[DATA TO PROCESS — start]

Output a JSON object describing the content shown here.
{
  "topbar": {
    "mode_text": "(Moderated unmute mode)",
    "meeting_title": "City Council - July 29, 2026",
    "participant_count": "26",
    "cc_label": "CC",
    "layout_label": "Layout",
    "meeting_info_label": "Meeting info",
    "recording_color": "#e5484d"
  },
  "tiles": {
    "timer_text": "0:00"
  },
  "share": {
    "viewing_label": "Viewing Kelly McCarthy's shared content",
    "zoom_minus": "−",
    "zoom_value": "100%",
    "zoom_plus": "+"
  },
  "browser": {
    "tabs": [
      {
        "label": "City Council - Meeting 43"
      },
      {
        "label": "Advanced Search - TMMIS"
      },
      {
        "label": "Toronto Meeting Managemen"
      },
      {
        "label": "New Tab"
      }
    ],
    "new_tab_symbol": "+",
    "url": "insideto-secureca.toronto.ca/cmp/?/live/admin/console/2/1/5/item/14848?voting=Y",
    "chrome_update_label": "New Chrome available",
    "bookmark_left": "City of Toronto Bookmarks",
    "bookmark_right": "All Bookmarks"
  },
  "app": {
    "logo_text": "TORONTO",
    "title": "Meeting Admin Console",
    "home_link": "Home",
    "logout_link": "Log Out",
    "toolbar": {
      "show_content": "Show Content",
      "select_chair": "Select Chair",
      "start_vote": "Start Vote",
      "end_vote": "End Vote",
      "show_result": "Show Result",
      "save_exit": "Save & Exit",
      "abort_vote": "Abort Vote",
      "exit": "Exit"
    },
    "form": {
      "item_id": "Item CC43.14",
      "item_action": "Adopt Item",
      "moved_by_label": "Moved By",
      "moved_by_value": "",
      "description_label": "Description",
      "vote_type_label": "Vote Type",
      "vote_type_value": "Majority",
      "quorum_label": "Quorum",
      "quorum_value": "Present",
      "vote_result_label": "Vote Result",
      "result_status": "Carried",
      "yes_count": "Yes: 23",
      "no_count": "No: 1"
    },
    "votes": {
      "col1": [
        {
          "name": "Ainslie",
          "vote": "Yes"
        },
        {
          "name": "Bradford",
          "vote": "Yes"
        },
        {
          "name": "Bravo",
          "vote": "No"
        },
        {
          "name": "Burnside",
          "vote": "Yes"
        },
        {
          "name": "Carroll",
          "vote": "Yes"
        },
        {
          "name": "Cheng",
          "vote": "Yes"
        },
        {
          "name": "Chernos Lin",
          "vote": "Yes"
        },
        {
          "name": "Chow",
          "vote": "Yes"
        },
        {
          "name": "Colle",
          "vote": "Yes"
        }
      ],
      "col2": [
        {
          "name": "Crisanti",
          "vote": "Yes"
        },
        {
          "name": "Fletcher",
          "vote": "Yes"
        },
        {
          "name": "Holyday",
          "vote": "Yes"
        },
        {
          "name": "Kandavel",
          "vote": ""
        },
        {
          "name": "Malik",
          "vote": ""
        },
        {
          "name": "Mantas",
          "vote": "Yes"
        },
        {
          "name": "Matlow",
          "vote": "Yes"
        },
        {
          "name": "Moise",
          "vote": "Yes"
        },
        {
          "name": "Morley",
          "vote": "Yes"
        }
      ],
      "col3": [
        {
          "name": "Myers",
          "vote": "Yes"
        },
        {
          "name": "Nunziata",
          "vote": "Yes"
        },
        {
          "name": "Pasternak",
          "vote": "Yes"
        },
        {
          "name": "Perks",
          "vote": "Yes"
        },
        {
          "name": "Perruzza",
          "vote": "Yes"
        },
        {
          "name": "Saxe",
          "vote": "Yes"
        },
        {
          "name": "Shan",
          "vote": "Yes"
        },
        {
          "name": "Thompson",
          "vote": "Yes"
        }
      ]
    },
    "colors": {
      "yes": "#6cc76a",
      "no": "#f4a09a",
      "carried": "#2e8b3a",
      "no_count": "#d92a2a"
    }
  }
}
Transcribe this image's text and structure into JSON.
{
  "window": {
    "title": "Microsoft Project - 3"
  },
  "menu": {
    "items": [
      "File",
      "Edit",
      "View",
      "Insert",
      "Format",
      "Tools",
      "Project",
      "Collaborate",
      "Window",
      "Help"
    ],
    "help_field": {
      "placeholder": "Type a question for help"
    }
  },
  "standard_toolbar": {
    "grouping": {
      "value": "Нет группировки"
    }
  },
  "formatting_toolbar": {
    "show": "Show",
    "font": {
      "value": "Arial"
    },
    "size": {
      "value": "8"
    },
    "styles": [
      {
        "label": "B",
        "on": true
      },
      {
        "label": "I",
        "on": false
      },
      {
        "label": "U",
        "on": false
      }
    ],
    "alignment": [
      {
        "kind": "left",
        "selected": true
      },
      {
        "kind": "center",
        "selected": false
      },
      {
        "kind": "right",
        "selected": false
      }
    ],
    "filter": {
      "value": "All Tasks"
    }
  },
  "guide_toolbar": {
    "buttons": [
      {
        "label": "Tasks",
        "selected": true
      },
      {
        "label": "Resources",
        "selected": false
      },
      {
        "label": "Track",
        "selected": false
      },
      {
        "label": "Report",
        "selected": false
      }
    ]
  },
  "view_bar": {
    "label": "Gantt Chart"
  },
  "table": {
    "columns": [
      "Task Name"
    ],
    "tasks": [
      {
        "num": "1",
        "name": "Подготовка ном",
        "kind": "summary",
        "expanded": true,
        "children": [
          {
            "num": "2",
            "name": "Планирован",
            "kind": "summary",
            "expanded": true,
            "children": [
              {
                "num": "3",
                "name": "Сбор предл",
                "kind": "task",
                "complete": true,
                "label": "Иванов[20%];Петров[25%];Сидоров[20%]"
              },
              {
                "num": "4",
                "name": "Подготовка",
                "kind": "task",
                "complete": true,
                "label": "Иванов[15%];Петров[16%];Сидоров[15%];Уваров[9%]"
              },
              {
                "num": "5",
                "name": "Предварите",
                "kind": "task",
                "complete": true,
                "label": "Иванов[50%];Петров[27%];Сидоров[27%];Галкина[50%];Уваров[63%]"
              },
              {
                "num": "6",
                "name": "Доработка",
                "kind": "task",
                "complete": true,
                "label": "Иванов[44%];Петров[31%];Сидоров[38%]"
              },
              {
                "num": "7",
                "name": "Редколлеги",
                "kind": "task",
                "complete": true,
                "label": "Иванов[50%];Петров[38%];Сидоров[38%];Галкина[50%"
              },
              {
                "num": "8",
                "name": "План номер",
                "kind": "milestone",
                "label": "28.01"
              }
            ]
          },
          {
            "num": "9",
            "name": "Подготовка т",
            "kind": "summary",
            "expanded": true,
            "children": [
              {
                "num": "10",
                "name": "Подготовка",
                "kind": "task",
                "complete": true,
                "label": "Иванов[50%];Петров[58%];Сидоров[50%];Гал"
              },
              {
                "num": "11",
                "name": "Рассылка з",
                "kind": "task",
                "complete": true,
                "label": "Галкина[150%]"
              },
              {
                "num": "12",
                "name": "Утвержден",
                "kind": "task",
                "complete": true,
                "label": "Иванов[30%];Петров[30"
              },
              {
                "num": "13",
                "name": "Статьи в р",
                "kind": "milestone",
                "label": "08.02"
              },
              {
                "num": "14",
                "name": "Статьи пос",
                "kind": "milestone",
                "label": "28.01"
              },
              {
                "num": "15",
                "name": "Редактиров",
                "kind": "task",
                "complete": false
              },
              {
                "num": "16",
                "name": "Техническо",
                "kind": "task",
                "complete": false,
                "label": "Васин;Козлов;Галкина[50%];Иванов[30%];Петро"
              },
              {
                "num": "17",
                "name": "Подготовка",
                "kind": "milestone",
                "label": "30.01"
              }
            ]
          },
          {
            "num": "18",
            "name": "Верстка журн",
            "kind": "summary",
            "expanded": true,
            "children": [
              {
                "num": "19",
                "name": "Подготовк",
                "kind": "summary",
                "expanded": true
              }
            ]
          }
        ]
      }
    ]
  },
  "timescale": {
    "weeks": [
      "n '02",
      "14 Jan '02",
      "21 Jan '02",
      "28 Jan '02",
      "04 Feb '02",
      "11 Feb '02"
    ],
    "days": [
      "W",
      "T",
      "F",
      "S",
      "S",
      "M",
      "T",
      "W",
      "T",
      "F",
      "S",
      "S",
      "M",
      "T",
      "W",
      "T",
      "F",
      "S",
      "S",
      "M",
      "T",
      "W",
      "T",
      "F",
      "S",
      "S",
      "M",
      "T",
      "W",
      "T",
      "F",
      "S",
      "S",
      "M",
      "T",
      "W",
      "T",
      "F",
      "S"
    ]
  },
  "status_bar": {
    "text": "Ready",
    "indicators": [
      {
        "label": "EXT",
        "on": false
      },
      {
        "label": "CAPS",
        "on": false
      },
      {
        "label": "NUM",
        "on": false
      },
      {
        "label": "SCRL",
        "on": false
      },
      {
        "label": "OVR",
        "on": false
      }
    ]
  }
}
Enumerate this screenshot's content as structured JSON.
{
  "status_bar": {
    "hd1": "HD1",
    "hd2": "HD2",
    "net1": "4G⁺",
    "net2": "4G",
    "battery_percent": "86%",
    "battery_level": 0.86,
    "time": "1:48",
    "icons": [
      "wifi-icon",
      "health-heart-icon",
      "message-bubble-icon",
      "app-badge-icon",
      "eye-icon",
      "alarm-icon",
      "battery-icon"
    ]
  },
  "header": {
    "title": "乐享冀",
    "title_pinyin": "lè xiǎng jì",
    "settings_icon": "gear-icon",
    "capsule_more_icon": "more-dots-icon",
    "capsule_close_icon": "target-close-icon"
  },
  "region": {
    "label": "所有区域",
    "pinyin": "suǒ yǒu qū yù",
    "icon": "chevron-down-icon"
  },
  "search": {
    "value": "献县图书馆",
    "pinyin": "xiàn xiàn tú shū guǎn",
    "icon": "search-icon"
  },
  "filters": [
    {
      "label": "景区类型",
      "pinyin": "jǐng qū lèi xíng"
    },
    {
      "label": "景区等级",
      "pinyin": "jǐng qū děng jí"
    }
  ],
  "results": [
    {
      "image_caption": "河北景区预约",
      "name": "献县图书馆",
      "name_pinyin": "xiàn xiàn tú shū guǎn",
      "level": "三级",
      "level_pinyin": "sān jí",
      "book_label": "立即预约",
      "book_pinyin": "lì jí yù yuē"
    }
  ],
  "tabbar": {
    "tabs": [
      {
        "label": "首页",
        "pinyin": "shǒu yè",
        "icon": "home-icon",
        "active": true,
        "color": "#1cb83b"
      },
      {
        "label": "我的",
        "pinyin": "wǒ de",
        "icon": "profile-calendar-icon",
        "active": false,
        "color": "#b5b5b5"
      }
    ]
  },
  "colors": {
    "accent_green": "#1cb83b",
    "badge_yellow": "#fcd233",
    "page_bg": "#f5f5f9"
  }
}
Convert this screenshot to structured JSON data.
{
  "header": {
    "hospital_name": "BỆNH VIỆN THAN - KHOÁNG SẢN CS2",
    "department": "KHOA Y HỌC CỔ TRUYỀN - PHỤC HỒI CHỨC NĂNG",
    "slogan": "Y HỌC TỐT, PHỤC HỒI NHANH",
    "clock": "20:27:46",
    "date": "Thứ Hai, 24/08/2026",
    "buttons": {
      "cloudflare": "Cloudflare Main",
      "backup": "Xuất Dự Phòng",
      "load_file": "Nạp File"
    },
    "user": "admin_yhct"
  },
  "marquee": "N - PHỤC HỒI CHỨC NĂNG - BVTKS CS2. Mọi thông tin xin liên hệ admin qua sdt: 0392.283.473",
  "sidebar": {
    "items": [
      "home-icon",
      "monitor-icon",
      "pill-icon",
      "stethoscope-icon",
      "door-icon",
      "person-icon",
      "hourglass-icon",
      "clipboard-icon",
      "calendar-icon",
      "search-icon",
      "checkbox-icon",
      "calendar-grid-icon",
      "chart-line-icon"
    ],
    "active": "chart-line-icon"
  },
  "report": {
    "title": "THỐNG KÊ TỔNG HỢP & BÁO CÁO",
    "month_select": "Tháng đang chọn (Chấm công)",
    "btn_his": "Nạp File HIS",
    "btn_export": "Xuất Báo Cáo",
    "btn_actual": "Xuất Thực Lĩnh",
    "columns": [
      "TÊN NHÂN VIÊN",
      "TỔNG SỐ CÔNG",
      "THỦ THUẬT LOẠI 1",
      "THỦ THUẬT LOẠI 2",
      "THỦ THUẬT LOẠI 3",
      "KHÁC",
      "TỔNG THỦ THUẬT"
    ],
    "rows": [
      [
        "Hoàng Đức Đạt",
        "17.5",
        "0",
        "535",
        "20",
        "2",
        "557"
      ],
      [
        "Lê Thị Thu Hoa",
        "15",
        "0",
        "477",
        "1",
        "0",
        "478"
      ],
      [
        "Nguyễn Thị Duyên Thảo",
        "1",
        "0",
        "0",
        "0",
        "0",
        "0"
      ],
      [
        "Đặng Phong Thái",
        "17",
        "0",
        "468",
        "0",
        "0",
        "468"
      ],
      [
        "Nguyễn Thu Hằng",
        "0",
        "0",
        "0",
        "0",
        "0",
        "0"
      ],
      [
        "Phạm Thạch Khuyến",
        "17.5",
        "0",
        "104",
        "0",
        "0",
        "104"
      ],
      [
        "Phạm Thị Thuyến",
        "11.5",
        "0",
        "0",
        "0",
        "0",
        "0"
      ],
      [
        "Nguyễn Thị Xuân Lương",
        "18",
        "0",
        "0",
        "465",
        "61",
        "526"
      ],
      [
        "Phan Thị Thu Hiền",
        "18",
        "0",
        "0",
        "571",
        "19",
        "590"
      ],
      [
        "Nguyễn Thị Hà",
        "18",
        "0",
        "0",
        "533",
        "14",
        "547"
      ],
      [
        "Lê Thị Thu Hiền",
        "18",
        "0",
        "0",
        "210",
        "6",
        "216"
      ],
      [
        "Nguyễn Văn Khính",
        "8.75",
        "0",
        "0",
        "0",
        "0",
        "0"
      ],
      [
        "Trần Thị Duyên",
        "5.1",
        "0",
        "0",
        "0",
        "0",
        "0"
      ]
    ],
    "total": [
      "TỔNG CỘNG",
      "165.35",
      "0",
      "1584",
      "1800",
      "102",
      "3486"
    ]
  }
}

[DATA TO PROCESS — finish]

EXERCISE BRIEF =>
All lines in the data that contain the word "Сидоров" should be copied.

ANSWER SPACE =>
                "label": "Иванов[20%];Петров[25%];Сидоров[20%]"
                "label": "Иванов[15%];Петров[16%];Сидоров[15%];Уваров[9%]"
                "label": "Иванов[50%];Петров[27%];Сидоров[27%];Галкина[50%];Уваров[63%]"
                "label": "Иванов[44%];Петров[31%];Сидоров[38%]"
                "label": "Иванов[50%];Петров[38%];Сидоров[38%];Галкина[50%"
                "label": "Иванов[50%];Петров[58%];Сидоров[50%];Гал"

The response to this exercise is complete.